José “Peppie” Calvar uses passion for music to influence SU community
José "Peppie" Calvar uses passion for music to influence SU community
In 2018, it seems as if the number of people who listen to classical music is decreasing, while those who listen to genres like rap, hip-hop or even trap are now labeled as the modern fan base. However, a growing community of people at Syracuse University celebrates a different side of classical music through the melodies of José “Peppie” Calvar.
As an assistant professor and Choral Activities assistant director at the Setnor School of Music, Calvar is among those who are still in love with the classical music genre and believes that all genres of music can unite the world.
“Music can achieve world domination,” Calvar said, sarcastically.
On a sincere note, Calvar expressed genuine appreciation for all music genres.
“I don’t have a favorite (music genre),” Calvar said. “I have a least favorite … I don’t enjoy country or western music.”
Born in Miami and raised by his Cuban parents in Charlotte, N.C., Calvar began his freshman year at North Carolina State University as an engineering major and after only six weeks he decided to pursue music education.
Calvar continued that pursuit East Carolina University and Georgia State University, eventually earning a Doctoral of Musical Arts (DMA) in choral conducting from the University of South Carolina.
The 37-year-old musician who fell in love with music when he was just five-years-old said he now revels in the joy of sharing this love with his students.
“My goal is to be as much as of a server to my students as possible and to bring them as far as I can, to be of service to this institution and to be the best that I can be to those who need me most,” Calvar said.
“I admire him and respect him so much, for me it was an honor that Peppie proposed us to do this event,” Tere Paniagua, executive director of the Office of Cultural Engagement for the Hispanic Community, said. “Working with him has been a great experience.”
For Voces en Exilio, Calvar composed and wrote the lyrics of the song “Kyrie Eleison” with the assistance of his wife, Carmen Maria Morales de Calvar, in commemoration of the displaced victims of the natural disaster.
Translated as “Lord have mercy,” this song is typically used as an invocation in the Roman Catholic Church. Calvar incorporated the voices of students mimicking the sounds of Caribbean drums to further integrate human experiences into the musical piece.
Following the success of Voces en Exilio, Calvar is now preparing for another SU’s annual Holidays at Hendricks concert at 7:30 p.m. on Dec. 2 at Hendricks Chapel.
Calvar and Anne Laver will direct the Hendricks Chapel Choir for an array of holiday songs, joined by the SU Brass Ensemble that is directed by James T. Spencer.

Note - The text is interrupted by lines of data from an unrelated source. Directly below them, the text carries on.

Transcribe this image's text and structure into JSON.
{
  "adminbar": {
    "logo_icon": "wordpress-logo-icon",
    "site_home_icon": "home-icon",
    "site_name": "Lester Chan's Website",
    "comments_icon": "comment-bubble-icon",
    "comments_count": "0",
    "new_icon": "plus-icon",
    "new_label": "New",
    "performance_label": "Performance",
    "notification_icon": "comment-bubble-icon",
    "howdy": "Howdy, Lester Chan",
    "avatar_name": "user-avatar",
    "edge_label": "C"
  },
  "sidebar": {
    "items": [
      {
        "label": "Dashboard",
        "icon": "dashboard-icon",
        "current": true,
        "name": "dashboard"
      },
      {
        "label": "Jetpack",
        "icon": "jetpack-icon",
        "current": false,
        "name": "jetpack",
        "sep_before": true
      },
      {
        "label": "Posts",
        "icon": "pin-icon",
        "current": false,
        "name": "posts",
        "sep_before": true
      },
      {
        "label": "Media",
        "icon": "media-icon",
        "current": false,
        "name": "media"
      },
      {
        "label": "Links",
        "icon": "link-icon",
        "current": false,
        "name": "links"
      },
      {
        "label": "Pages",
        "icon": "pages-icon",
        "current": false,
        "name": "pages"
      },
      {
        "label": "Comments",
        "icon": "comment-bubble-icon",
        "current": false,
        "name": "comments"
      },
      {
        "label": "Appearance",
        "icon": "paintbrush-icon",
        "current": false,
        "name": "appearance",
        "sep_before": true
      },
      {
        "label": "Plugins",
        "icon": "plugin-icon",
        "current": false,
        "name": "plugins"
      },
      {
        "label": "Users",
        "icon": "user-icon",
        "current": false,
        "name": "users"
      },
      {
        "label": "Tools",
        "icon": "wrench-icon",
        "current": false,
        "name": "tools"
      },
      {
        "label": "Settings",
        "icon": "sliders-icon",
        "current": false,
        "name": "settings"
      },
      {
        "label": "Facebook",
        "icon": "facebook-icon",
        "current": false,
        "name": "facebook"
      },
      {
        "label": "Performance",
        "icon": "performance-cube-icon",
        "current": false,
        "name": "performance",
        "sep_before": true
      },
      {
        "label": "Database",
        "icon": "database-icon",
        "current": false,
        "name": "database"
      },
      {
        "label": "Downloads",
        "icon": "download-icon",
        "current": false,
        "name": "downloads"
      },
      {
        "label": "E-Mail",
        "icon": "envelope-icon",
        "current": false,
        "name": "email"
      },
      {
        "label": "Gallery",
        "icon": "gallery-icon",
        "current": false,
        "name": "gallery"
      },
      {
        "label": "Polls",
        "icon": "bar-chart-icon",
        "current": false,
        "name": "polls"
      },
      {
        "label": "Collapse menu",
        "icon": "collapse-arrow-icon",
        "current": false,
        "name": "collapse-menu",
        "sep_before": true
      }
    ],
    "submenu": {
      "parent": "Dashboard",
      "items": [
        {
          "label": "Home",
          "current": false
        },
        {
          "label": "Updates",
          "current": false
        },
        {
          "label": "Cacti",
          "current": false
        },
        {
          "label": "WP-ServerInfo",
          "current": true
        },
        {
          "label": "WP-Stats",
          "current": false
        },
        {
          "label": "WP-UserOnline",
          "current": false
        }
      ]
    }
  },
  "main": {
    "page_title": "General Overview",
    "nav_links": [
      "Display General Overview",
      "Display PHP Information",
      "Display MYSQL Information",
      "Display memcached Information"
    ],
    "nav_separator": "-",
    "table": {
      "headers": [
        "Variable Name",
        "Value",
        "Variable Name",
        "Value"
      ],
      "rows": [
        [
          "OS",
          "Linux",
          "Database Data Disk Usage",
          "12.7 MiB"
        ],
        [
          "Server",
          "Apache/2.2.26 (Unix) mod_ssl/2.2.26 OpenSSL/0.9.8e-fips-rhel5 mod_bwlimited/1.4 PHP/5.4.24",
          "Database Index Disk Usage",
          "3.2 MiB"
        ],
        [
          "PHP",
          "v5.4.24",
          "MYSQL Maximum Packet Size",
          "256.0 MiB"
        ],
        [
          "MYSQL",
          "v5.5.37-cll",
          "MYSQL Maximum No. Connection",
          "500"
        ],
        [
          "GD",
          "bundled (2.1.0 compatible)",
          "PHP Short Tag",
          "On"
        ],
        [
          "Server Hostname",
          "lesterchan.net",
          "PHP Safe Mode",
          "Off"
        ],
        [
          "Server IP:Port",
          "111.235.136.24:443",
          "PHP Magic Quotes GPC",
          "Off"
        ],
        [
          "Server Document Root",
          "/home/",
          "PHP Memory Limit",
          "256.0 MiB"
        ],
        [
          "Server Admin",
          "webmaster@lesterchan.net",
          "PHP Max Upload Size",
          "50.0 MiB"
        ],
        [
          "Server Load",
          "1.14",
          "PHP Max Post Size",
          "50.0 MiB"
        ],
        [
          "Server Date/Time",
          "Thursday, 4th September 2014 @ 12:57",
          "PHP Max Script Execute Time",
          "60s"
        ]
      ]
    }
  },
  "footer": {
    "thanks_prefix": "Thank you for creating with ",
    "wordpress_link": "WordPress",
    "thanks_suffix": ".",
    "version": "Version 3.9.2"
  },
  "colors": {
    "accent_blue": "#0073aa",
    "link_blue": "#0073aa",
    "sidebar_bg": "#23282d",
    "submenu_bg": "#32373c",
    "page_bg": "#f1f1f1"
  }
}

Calvar is expecting that the free concert that typically signals the start of the holiday season here in central New York will reach full capacity.
“I’m always working on something … even the challenges are fun, and it makes my career fun and the passing hours, worth passing,” Calvar said.